- **Aim of the task**
How many of the lines in the data contain "content"? Give only the number.

-=-=-=-=-

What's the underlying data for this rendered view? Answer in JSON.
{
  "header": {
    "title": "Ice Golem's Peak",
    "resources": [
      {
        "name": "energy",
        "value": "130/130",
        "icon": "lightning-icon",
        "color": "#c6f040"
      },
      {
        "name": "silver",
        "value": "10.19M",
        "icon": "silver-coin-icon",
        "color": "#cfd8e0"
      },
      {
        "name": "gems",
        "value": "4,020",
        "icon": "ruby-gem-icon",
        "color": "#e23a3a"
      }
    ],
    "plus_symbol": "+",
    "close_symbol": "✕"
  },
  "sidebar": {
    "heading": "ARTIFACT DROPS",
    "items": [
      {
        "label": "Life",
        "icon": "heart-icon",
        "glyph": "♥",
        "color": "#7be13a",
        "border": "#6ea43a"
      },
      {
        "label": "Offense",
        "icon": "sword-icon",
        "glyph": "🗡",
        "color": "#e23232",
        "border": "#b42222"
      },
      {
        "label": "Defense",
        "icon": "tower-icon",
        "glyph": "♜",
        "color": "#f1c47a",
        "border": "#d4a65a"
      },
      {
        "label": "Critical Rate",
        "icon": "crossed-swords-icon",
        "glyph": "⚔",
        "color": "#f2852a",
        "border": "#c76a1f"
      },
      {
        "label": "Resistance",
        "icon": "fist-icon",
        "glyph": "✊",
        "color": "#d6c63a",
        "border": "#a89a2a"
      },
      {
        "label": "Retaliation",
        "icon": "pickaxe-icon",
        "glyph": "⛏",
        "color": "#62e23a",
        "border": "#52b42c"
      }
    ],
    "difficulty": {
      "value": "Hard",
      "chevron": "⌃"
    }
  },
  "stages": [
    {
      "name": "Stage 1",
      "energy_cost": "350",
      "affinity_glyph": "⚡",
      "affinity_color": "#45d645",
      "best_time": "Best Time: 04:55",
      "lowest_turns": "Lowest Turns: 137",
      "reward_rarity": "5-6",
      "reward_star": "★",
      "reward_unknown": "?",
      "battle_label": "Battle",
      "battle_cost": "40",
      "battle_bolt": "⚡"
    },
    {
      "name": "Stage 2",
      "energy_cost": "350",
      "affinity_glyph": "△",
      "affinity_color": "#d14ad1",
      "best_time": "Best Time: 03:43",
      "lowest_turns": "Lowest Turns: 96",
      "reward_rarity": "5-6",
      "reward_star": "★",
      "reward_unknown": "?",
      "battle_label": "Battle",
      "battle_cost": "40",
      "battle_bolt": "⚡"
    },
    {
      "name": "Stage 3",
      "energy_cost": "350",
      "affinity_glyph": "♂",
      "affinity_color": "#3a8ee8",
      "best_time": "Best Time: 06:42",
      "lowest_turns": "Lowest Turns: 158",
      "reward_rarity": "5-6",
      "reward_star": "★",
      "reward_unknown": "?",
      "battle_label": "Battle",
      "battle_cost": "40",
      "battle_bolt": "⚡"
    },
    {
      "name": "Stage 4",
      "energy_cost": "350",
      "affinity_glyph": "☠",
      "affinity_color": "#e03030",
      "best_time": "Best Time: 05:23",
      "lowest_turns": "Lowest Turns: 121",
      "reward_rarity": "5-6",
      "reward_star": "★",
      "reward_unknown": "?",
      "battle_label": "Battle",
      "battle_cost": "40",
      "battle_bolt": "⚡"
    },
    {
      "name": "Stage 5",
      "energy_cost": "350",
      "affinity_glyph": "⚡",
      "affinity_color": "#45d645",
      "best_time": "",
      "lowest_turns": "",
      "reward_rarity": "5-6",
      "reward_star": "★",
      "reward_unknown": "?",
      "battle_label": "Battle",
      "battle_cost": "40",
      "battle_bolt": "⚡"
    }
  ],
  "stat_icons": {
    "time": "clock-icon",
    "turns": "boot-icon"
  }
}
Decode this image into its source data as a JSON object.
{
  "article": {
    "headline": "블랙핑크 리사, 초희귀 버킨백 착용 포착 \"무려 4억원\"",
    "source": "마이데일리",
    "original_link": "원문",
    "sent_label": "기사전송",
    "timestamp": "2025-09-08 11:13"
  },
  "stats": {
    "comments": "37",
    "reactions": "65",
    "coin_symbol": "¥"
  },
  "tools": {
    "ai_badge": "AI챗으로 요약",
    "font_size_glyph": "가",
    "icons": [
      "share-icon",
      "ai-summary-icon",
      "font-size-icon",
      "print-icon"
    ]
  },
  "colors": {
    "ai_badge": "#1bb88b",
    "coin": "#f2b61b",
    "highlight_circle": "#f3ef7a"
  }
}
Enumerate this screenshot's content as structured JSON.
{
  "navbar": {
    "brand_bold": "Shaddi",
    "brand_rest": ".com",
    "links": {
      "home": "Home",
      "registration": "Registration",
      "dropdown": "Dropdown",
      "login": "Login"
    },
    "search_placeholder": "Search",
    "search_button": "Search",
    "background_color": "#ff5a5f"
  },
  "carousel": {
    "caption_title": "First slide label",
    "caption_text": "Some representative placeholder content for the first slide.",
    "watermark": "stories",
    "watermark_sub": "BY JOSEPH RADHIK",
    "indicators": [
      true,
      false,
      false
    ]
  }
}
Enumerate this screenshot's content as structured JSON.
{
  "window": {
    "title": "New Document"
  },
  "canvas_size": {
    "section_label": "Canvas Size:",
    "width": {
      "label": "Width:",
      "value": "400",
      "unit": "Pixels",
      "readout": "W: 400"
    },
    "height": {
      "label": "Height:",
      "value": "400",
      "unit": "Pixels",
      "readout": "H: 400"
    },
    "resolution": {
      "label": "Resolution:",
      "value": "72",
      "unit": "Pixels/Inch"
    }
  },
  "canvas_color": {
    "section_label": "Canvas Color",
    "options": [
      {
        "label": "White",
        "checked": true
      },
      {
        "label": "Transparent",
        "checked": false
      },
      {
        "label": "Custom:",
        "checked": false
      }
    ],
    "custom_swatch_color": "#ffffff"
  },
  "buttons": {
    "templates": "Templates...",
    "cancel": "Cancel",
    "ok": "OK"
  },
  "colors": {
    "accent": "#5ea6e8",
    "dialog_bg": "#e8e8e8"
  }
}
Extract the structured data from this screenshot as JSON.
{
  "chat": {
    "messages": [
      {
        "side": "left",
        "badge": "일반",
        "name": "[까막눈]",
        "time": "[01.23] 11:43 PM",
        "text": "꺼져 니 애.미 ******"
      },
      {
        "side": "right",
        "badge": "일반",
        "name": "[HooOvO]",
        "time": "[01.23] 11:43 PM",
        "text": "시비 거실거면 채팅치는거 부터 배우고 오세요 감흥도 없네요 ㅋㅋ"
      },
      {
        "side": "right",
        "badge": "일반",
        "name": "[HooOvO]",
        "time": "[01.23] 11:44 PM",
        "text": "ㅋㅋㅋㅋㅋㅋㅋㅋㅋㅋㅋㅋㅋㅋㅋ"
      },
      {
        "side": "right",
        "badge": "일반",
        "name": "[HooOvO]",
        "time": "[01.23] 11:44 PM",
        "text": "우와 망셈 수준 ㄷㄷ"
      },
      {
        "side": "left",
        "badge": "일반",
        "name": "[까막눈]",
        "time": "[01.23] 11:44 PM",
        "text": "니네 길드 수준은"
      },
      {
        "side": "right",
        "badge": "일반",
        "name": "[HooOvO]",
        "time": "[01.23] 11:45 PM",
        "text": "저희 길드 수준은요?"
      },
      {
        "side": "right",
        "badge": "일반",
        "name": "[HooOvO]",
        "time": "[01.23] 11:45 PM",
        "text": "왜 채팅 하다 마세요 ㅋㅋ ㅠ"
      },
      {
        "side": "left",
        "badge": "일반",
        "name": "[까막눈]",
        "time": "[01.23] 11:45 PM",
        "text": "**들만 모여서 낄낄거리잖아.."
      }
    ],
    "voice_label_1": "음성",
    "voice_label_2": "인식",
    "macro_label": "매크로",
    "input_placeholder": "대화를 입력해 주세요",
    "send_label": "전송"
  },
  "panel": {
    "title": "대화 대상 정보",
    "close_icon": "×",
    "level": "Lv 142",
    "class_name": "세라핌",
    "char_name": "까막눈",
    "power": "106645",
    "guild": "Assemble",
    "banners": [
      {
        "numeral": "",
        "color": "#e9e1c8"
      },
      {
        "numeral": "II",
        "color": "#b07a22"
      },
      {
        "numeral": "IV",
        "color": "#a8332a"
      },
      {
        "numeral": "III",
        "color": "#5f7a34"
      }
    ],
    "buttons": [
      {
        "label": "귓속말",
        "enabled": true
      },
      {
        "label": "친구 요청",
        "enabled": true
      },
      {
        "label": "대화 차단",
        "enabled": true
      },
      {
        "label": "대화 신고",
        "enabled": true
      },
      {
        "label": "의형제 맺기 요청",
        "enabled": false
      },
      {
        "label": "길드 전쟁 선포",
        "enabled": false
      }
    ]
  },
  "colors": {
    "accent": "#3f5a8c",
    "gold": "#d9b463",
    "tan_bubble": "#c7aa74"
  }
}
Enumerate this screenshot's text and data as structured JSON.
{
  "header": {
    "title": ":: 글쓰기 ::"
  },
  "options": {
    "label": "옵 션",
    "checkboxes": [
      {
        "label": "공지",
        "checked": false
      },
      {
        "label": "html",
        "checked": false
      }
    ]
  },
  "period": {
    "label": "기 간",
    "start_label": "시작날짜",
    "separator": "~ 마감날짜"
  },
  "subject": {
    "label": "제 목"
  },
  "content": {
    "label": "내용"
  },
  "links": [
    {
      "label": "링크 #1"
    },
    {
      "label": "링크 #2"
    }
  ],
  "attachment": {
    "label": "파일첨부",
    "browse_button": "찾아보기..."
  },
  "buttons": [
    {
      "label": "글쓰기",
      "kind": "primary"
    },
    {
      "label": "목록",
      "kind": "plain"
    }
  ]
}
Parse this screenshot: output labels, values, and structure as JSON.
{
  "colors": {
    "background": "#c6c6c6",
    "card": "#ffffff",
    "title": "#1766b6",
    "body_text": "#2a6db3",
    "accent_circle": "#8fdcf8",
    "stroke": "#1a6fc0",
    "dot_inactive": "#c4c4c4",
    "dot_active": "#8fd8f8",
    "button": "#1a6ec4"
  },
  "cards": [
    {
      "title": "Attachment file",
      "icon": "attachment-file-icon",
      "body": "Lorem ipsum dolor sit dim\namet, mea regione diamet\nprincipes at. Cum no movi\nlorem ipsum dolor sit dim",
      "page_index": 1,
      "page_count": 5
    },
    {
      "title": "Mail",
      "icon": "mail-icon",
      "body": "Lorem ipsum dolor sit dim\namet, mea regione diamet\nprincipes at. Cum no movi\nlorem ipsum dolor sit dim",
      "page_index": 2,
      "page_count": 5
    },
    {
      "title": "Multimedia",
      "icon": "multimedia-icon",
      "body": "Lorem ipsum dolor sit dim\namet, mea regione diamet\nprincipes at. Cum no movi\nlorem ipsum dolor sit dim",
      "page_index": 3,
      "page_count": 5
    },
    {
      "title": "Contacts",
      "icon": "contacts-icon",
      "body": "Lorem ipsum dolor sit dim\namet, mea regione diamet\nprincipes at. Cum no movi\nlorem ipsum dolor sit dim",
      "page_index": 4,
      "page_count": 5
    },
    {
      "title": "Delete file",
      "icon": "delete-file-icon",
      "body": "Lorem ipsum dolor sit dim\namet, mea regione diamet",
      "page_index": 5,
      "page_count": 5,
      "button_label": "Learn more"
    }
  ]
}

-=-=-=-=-

- **Task output**
4